Between 2011-16, our compounded annual growth rate increased 12% but emissions increased 4%. This means India is growing while reducing its emissions intensity. We are on track to achieving a 35% reduction in intensity by 2030. However, we must recognise that India is already in the middle of a climate crisis. At CEEW, we are preparing the first climate risk atlas. We have released the first instalment that looks at climate over the past 50 years. That shows 75% of India’s districts are now hotspots for extreme climate events such as droughts, floods, cyclones. In 40% districts, flood prone regions are becoming drought prone and vice versa. Secondly, emissions intensity reduction while very good is not the same as emissions reduction. The bulk of our reduction has come from energy efficiency programmes. We still see key sectors, such as iron and steel, where emissions are rising quite rapidly. We need to do a lot more, in our own interest, in decarbonising industry, transport and cities. We can’t make steel with solar power but [we] can make it with hydrogen. That’s theoretically possible and technologically being tried out in Sweden and Japan. Given that steel, ammonia, cement comprise 74% of our industrial emissions, we have to think of ways to move away from coking coal. This is where the National Hydrogen Mission will be critical. We will be making steel and cars in 2040 but could face high tariff barriers when we export, if our sources of fuel are not clean. So we must think strategically.
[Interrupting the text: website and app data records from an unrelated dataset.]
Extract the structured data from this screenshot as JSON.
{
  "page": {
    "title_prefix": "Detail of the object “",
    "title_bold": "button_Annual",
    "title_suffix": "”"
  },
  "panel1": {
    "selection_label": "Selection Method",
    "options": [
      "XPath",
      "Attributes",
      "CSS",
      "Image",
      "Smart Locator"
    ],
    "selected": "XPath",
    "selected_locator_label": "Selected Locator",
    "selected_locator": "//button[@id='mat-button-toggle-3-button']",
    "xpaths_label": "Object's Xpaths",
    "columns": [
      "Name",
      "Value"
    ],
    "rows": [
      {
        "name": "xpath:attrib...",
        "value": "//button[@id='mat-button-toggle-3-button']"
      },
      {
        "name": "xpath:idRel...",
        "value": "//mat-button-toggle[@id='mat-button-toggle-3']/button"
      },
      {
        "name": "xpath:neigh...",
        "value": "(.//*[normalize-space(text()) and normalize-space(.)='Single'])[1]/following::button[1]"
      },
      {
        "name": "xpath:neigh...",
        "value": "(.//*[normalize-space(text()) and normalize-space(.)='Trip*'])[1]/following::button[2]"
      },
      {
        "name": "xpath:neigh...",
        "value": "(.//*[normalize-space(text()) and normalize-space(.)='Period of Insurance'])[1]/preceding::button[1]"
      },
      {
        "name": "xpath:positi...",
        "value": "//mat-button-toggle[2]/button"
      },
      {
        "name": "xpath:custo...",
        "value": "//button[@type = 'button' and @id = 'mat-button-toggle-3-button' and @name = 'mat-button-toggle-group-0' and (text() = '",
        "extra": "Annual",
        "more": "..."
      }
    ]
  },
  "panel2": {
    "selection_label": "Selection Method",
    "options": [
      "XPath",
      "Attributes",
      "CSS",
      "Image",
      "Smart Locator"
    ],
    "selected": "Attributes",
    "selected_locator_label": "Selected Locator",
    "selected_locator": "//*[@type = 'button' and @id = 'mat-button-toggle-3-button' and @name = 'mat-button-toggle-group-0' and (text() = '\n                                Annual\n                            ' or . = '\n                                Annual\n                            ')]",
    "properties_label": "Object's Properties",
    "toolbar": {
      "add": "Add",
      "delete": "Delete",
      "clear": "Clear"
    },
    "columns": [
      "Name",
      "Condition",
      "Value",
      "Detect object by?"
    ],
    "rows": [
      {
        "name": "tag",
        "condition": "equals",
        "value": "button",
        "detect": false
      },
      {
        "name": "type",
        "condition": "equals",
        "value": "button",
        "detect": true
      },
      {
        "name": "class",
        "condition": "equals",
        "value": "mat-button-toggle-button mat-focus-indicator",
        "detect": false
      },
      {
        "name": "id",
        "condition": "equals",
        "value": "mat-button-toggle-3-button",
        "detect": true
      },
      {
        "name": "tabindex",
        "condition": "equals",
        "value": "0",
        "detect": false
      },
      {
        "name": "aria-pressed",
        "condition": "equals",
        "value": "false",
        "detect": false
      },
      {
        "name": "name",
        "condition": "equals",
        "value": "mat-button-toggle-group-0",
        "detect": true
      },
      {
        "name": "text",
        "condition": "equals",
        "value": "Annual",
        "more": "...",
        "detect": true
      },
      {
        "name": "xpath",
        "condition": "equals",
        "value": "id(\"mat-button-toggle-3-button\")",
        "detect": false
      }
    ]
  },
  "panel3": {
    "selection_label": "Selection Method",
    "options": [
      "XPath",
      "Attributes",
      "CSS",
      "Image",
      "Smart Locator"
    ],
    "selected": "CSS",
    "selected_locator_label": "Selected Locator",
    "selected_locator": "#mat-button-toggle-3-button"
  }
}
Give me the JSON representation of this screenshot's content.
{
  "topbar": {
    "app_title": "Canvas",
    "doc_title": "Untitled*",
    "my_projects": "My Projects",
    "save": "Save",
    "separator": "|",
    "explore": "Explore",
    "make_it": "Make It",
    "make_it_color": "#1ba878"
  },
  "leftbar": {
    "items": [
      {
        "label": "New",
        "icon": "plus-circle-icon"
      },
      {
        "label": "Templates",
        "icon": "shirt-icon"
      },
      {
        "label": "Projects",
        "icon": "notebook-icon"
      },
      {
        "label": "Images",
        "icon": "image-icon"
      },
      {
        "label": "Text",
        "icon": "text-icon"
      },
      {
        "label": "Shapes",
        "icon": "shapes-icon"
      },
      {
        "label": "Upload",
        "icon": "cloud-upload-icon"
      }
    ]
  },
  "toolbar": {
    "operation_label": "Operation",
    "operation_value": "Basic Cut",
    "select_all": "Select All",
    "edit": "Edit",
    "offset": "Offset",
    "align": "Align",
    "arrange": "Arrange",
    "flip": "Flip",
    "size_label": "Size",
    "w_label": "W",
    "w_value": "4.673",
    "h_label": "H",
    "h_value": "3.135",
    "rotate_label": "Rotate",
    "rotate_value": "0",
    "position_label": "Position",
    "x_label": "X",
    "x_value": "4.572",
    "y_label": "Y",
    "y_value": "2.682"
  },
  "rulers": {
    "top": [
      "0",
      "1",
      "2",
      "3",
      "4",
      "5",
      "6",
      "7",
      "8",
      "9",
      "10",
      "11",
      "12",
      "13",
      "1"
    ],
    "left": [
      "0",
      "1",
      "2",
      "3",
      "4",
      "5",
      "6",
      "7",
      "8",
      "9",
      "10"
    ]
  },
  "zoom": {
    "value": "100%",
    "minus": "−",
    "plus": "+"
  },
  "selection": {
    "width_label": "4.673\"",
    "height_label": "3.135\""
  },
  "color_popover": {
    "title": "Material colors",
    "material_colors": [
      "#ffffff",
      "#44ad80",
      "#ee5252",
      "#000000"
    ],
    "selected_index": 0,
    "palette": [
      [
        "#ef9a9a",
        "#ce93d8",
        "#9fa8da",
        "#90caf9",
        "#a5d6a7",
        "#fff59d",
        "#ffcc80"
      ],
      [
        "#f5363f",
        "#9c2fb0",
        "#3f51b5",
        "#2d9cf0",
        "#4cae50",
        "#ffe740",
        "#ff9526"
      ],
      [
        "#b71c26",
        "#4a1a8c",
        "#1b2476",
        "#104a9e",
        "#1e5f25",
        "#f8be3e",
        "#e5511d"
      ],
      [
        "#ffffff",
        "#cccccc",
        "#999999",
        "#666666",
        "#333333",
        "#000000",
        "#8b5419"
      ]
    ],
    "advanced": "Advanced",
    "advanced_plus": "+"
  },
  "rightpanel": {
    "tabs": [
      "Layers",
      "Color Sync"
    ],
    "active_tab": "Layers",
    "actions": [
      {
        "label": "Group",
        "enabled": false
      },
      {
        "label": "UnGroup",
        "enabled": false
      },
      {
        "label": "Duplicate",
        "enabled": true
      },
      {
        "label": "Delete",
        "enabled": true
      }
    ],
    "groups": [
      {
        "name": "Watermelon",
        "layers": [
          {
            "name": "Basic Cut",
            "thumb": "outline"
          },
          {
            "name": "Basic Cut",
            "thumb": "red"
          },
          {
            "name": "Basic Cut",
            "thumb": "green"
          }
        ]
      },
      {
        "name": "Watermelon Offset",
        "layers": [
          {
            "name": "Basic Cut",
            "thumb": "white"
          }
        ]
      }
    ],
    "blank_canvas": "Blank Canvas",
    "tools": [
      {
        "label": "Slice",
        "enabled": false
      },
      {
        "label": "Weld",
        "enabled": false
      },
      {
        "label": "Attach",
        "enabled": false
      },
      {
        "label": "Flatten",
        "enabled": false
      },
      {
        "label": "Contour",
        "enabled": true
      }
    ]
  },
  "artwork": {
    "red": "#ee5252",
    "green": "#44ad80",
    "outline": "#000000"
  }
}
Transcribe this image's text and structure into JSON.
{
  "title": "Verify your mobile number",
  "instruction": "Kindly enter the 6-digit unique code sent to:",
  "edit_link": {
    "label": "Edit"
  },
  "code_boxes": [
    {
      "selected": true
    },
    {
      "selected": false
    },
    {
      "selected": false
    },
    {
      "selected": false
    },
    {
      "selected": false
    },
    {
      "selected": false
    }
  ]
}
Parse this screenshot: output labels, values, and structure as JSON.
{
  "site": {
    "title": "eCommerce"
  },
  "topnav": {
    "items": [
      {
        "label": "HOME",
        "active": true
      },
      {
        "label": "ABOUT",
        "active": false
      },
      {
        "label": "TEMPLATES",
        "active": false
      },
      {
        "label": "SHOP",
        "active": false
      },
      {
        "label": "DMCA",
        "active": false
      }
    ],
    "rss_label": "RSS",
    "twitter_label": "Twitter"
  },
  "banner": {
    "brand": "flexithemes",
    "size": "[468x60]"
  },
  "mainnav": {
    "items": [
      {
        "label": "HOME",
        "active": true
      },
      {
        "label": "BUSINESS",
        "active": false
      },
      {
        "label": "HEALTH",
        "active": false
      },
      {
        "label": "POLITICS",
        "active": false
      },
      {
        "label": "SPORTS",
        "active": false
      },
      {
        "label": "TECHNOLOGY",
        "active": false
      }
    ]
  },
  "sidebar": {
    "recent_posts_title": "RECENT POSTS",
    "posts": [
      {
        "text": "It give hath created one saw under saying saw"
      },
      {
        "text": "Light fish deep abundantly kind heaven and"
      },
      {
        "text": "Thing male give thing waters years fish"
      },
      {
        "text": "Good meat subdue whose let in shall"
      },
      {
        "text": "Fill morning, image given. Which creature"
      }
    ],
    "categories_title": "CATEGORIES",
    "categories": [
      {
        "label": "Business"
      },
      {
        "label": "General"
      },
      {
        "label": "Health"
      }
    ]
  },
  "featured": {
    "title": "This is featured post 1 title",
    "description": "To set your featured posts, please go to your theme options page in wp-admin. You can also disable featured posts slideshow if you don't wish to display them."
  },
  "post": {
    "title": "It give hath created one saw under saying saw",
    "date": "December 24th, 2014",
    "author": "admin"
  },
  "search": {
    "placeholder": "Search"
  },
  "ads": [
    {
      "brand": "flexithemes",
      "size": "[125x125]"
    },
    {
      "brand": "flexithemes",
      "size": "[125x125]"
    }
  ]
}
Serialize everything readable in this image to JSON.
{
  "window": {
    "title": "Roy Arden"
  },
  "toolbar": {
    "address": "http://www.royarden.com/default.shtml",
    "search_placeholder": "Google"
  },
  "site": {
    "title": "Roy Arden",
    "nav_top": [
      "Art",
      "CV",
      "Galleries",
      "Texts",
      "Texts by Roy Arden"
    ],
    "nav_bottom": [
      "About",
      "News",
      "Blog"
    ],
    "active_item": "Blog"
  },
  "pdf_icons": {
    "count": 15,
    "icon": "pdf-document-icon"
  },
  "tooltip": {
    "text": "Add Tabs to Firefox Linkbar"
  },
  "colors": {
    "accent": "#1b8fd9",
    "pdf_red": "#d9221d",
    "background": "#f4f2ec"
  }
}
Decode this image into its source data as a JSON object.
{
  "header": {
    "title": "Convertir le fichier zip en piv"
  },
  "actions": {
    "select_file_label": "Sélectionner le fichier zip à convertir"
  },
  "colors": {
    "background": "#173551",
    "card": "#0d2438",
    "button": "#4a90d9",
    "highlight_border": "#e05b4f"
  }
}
Hydro power is considered part of the renewable energy mix. However, in light of the disaster in Uttarakhand, questions are being raised on the role of dams. What’s the future for hydropower?
It was only two years ago that large hydropower projects (above 25 MW) started to be considered as renewable energy. I think we should be going back to the earlier definition where only the smaller hydropower plants were considered renewable energy. Hydropower was considered a relatively clean source of energy because it provided baseload energy just like thermal and nuclear power plants. The gestation period for hydropower plants is very long. Without storage, there is no question that solar and wind are the cheapest sources of power in the country now. The older hydropower plants are in operation because of the way power purchase agreements were signed, with States often forced to buy from inefficient plants. In future, we have to think if hydropower can compete with solar-plus-storage and it’s very much possible that the latter will be cheaper than a new hydropower plant. On the other hand, even smaller hydropower plants are in fragile ecosystems and will still be a challenge. But it is not enough to just see them as damaging to the ecosystem. We need to demonstrate that there are alternative avenues that can bring in real investment and create local jobs. We know on paper that solar power has the largest employment generation potential but what is the plan for a small State in the Himalayas to achieve that?
We see the per-unit cost of solar power falling. However, are we anywhere close to an inflection point — and if not, why not — of solar power becoming a much bigger component of our energy mix?
I don’t think we are anywhere near such a point. There are three additional drivers: financial, technological and new markets. We can still shave off a few paise from improving financial contracts and the implementing of them, involving the government and industries. While most of the investment has gone to large solar parks, the solar rooftop market is relatively untapped. There are also solar irrigation pumps, urban microgrids, etc. These are niche markets not being exploited at all. We must be able to offer our market as a test bed for new batteries and storage technologies, like we are doing with vaccines. We’ve developed one vaccine here but we are the factory for the other vaccine, and that makes us relevant to the global market. So could we be the factory for 5-6 battery technologies?